=== Exercise material ===
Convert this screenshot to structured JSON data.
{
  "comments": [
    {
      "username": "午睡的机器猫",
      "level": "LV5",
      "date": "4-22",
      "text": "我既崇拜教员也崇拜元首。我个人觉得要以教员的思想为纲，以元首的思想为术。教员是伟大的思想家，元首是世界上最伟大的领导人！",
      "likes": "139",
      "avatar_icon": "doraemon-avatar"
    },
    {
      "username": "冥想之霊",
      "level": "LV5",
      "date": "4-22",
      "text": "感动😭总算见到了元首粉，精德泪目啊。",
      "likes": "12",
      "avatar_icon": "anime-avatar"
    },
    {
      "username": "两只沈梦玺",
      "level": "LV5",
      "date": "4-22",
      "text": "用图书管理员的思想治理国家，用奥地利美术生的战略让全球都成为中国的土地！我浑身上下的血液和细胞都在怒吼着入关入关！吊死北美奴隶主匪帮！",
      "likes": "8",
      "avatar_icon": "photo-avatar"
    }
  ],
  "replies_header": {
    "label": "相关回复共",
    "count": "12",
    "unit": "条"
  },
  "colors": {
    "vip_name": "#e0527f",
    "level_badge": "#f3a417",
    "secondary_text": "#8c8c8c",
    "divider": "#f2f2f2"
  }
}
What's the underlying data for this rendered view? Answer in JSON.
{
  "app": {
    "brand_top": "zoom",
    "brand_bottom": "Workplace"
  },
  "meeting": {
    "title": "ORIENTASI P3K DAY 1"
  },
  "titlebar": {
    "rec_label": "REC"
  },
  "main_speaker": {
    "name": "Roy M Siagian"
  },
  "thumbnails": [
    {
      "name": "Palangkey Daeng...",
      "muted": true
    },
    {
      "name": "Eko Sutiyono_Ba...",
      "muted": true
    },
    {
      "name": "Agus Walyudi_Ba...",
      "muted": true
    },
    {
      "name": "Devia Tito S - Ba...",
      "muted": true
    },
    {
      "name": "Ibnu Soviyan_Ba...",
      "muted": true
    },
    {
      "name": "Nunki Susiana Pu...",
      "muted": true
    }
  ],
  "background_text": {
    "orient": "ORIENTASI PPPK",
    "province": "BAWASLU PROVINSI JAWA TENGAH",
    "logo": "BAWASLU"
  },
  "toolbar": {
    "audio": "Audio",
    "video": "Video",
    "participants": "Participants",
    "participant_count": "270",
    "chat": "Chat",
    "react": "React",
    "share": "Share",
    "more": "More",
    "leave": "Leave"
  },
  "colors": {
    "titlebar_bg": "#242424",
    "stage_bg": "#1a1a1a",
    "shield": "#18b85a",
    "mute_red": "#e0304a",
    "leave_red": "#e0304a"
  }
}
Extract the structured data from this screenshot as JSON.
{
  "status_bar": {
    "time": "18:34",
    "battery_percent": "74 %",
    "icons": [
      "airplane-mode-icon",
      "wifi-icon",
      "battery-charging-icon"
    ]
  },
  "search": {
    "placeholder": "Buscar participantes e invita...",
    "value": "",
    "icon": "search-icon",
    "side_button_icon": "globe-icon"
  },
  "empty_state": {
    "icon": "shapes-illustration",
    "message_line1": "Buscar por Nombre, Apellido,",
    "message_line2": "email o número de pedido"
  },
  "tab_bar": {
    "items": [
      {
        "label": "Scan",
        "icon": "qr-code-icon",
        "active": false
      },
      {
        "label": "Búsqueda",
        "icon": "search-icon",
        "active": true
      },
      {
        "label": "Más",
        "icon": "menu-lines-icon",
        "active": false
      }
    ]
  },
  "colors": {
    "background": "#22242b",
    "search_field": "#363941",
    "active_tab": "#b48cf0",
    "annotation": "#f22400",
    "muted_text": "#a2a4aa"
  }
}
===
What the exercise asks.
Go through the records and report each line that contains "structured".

Output of the task.
Convert this screenshot to structured JSON data.
Extract the structured data from this screenshot as JSON.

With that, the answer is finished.